For the International Paranormal Containment Agency (IPCA).

Okay, so maybe Evie isn’t really that normal what with the whole seeing-through-the-glamours-of-paranormal-creatures thing.

But when a mysterious Paranormal infiltrates IPCA and the faeries start to get shifty it’s a sure sign that things are going to get pretty bleeping weird–even by Evie’s standards in Paranormalcy (2010) by Kiersten White.

Find it on Bookshop.

Paranormalcy is White’s debut novel.

It’s also a lot of fun. Evie’s narration blends candor and a contemporary voice in a way that is authentic and enjoyable. Even though the book is an obvious fantasy, Evie really does sound like a normal girl and her everyday hopes and concerns add a lot to a storyline that is anything but ordinary.

This is a fun read for anyone looking for a new tough girl with a touch of glitter running through her veins.

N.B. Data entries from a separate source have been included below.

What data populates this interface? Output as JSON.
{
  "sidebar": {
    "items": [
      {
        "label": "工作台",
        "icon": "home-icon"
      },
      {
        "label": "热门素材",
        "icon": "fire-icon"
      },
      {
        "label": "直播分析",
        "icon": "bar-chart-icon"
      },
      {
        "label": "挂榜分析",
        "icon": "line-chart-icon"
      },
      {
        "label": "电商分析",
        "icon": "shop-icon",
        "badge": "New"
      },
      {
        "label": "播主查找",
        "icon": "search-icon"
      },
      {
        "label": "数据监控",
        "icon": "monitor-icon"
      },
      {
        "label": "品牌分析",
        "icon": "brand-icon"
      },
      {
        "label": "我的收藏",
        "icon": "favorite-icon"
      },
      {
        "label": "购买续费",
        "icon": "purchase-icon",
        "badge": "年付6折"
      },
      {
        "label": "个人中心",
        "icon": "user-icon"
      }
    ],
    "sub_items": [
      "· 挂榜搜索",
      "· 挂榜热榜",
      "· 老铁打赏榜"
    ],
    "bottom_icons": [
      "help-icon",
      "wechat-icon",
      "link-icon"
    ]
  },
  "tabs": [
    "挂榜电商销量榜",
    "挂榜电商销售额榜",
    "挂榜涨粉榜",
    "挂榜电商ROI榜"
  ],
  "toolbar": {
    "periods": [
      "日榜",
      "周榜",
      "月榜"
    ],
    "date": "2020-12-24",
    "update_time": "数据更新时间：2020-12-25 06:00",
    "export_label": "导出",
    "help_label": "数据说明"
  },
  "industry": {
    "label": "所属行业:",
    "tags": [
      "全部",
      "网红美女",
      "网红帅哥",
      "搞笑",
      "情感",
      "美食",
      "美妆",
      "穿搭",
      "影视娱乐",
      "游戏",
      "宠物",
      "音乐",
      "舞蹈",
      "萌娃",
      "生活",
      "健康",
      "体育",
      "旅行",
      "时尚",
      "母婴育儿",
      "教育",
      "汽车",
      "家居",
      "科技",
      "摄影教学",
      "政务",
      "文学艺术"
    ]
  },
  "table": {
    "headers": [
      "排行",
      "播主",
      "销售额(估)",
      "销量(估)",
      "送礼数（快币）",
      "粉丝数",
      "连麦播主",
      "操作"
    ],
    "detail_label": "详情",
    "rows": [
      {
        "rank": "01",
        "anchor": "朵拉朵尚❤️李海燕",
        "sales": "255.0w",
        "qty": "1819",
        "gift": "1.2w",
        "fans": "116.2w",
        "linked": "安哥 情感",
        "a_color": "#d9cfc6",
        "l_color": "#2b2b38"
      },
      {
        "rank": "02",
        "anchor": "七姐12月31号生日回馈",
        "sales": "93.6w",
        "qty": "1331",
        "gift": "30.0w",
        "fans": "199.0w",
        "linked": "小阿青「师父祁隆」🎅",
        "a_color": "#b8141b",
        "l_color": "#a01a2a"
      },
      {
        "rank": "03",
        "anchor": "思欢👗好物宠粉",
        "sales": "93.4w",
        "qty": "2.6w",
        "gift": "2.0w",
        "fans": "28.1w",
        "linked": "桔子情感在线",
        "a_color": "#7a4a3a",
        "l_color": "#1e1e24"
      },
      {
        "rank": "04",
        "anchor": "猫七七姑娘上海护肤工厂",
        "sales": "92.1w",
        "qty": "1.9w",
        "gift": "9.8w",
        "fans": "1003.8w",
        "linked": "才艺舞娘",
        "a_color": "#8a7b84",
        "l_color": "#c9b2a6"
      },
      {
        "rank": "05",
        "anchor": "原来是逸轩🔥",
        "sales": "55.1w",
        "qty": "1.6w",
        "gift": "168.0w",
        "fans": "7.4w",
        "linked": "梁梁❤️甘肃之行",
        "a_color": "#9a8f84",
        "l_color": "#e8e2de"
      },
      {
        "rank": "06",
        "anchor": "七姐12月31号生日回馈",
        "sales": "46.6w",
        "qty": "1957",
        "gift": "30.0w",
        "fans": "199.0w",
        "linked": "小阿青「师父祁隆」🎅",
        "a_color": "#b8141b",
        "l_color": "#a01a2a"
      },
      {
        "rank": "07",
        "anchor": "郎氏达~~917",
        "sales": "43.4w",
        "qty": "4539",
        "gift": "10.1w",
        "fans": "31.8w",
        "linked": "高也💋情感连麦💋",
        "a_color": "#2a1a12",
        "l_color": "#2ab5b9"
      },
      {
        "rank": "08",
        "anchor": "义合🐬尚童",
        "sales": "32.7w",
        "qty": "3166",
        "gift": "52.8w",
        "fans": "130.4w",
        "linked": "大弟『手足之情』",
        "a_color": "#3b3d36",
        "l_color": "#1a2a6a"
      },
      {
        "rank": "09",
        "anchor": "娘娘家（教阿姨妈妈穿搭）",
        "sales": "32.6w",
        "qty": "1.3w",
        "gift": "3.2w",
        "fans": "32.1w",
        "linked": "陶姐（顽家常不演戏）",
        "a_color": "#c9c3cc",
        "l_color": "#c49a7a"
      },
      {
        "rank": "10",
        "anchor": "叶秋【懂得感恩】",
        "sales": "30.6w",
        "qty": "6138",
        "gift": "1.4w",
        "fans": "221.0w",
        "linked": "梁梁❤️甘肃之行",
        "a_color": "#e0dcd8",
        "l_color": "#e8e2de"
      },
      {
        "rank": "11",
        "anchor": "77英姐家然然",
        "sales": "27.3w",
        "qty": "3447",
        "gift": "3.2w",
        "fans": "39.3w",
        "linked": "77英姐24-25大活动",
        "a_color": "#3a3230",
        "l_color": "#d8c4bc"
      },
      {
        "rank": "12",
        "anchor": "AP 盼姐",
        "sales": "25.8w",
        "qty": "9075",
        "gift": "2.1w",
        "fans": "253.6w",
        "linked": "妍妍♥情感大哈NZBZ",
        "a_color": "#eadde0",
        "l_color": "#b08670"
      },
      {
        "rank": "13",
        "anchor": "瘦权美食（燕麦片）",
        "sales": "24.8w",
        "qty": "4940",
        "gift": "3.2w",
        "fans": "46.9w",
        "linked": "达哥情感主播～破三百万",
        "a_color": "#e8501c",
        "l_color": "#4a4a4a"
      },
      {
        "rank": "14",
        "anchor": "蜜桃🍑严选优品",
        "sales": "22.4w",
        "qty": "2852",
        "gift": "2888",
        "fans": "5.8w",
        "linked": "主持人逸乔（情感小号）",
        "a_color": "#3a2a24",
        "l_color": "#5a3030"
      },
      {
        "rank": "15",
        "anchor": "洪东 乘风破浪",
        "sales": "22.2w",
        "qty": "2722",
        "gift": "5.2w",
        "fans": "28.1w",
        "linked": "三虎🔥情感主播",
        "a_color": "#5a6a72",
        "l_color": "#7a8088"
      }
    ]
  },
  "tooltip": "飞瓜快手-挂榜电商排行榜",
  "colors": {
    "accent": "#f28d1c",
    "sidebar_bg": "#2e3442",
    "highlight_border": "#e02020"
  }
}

Paranormalcy is going to be a thrill for a lot of readers looking for a new story that can blend humor, action, adventure, and romance all while being witty, endearing and just a little bit campy.

Possible Pairings: A Great and Terrible Beauty by Libba Bray, Etiquette & Espionage by Gail Carriger, I’d Tell You I Love You, But Then I’d Have to Kill You by Ally Carter, City of Bones by Cassandra Clare, Ghost Huntress by Marley Gibson, Hearts at Stake by Alyxandra Harvey, Cruel Beauty by Rosamund Hodge, Greta and the Goblin King by Chloe Jacobs, Grave Mercy by Robin LaFevers, The Agency by Y. S. Lee, Alias (TV Series) Buffy the Vampire Slayer (TV Series)

Exclusive Bonus Content: As soon as I saw the cover and heard the story, I was really, really excited about this book. Even with that enthusiasm, Paranormalcy fell short of the mark for me. Despite the quality writing, charming heroine, and original world White has created I kept thinking the book was missing something. I’m not mentioning it in the body of the review because I honestly see the appeal of this book and liked a lot of it. Aside from not meeting my expectations, Paranormalcy’s main fault was not being the book I wanted it to be (partly because of what I saw as a Love Triangle Bait and Switch which was explained earlier this month)–and that isn’t always a fair thing to hold against a book. I guess you could say I wanted more from the book than it had to give. Much like Plain Kate, this is one book that I wanted to love it but wound up only liking it instead.